● **Data provided**:
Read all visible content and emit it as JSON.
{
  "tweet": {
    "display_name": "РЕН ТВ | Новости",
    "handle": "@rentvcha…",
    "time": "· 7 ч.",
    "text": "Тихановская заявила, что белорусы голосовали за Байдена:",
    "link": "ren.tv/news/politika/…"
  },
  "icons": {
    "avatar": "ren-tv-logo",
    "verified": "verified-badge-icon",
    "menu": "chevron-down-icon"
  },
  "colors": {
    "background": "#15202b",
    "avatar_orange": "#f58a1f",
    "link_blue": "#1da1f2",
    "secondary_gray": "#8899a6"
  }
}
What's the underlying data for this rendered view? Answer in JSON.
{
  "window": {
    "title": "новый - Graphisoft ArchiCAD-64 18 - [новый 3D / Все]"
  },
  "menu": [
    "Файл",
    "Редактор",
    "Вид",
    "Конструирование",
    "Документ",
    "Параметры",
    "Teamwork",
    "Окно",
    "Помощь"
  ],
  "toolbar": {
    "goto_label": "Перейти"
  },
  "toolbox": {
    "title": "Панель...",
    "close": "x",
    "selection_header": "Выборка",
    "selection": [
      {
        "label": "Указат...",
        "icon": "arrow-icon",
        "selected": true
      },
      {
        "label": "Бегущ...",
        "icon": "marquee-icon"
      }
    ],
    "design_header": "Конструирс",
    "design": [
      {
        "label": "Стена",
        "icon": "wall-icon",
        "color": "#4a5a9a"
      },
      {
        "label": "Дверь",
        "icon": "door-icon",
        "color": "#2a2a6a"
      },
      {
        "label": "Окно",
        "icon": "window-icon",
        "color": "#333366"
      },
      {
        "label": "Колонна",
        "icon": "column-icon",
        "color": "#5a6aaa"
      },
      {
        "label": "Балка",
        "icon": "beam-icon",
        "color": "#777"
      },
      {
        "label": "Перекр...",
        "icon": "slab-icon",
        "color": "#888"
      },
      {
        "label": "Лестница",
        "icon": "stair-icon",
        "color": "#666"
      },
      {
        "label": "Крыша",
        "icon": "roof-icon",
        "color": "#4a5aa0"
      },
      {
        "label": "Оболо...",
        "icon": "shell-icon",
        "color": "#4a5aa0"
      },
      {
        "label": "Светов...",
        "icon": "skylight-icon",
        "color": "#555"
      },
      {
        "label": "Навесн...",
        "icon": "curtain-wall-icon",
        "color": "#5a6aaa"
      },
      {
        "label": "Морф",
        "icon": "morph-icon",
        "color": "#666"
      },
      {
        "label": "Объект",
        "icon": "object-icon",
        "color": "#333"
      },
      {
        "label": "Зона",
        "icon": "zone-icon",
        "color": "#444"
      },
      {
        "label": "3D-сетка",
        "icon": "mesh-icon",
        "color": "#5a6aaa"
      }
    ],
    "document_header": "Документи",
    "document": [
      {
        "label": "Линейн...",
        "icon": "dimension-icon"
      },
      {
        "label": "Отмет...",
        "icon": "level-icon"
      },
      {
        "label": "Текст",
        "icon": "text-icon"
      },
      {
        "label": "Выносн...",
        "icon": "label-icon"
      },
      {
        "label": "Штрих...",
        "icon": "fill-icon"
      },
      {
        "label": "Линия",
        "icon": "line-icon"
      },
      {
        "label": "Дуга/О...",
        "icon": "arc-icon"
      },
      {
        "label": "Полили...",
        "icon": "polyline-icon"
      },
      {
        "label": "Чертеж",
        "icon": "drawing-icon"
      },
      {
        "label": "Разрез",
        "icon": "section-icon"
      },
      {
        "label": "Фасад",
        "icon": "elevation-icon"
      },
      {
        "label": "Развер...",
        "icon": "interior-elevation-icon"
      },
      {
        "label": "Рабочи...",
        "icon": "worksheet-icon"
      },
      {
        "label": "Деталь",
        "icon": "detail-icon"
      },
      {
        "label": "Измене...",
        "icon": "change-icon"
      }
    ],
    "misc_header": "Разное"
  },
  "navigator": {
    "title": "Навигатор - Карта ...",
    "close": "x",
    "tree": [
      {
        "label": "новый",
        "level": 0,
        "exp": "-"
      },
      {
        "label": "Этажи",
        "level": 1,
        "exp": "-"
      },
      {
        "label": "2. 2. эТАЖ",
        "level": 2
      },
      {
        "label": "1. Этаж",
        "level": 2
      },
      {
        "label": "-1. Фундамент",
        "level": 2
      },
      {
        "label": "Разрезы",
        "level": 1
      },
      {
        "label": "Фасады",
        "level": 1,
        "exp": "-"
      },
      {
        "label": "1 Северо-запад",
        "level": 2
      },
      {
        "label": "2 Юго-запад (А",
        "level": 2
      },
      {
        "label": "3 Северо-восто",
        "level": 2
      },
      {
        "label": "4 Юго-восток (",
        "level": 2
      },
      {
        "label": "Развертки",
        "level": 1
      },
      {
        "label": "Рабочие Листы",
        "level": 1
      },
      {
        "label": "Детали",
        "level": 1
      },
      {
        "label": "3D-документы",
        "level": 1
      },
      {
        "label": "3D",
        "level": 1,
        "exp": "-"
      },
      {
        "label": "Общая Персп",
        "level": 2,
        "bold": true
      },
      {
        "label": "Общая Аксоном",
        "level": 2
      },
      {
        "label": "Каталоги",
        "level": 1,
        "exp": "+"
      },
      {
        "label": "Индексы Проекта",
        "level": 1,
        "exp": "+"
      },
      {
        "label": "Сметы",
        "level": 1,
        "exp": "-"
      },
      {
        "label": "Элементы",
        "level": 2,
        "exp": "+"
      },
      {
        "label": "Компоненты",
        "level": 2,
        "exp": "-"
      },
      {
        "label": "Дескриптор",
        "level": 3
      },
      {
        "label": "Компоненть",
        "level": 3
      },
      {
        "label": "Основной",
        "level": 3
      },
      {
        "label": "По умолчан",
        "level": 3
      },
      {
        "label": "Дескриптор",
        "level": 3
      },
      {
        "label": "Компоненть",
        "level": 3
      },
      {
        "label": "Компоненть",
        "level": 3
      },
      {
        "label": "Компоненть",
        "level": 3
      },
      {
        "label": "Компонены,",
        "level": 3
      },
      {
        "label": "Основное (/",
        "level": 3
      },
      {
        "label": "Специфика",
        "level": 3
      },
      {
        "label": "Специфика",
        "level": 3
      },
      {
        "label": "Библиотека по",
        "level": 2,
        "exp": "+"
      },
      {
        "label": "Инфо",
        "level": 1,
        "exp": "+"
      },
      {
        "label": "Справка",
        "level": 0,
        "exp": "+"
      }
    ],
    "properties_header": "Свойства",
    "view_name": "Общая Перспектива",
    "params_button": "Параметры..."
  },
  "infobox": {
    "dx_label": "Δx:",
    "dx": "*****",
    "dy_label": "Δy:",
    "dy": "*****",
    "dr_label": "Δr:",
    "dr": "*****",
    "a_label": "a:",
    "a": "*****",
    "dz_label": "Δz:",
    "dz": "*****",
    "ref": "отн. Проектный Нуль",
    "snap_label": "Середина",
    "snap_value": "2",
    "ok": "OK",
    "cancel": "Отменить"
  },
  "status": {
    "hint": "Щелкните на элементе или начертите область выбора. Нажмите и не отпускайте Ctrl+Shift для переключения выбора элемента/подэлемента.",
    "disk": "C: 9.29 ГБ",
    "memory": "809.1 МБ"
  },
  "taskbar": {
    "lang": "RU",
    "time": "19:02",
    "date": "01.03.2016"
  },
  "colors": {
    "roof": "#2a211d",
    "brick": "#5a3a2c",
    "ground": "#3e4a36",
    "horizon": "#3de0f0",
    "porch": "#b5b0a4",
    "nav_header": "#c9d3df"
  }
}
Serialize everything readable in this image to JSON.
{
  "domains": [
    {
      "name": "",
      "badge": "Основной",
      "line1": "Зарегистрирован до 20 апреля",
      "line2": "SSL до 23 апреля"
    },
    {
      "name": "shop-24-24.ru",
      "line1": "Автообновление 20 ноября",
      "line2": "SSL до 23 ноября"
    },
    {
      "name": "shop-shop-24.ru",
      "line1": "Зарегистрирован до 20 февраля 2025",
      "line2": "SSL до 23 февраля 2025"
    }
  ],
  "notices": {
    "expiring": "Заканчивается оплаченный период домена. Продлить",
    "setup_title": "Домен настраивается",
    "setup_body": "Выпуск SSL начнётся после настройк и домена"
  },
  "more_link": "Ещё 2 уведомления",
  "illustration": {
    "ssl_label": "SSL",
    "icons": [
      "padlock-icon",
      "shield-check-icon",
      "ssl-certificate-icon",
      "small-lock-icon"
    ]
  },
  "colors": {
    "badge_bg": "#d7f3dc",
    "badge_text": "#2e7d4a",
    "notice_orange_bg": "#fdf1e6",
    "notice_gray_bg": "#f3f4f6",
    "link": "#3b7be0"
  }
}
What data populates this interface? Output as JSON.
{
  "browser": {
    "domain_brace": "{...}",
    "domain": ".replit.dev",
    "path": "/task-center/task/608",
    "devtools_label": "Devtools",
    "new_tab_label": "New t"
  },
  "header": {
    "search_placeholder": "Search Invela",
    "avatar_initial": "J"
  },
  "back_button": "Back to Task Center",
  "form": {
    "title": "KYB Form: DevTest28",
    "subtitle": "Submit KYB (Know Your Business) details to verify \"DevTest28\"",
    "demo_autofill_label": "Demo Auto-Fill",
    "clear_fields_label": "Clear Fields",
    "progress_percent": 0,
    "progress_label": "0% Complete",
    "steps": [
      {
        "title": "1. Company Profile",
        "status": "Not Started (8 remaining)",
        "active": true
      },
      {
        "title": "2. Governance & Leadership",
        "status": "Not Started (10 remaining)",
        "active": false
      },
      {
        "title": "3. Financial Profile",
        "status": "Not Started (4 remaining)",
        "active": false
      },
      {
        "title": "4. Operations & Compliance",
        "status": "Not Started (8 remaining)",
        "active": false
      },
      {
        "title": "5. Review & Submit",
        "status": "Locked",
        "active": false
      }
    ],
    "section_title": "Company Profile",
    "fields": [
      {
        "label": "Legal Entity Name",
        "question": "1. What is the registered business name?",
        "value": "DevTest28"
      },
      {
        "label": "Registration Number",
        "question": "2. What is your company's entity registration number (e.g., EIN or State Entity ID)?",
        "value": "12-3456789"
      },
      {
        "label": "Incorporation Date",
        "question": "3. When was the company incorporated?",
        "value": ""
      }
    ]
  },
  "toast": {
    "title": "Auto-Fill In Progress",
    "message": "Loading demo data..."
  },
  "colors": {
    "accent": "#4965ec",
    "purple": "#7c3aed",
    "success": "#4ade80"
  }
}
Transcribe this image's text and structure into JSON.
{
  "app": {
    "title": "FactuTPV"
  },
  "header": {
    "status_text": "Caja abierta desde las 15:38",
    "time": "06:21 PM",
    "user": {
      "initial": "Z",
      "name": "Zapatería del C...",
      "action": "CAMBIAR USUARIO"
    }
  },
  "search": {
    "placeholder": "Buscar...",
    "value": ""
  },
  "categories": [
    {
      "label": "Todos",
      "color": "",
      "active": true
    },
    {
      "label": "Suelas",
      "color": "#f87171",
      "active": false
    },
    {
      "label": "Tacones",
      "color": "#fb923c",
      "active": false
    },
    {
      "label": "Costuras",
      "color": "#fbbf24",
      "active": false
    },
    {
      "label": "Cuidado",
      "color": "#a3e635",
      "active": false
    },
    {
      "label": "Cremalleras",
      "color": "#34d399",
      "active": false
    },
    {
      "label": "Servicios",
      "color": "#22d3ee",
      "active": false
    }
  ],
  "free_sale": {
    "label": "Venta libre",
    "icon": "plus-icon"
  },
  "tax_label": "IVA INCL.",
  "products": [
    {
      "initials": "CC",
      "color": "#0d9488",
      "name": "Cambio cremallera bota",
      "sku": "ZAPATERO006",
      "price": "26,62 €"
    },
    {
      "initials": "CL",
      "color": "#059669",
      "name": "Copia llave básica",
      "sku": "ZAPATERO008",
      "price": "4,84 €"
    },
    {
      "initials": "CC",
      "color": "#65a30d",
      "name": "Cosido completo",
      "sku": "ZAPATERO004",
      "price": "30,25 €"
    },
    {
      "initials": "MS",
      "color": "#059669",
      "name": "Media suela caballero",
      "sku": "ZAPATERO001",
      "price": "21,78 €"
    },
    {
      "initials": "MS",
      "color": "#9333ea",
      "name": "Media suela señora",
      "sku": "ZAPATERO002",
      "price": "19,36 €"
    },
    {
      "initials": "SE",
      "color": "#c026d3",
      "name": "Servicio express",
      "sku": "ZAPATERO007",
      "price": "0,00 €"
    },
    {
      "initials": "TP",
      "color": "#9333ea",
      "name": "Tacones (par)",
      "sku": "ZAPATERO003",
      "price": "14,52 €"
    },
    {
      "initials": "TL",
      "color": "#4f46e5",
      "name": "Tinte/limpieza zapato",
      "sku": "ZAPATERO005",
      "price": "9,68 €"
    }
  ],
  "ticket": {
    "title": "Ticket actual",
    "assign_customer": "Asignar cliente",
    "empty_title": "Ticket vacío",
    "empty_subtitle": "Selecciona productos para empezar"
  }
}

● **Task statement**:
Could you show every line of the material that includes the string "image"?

● **Output of the exercise**:
Serialize everything readable in this image to JSON.
Transcribe this image's text and structure into JSON.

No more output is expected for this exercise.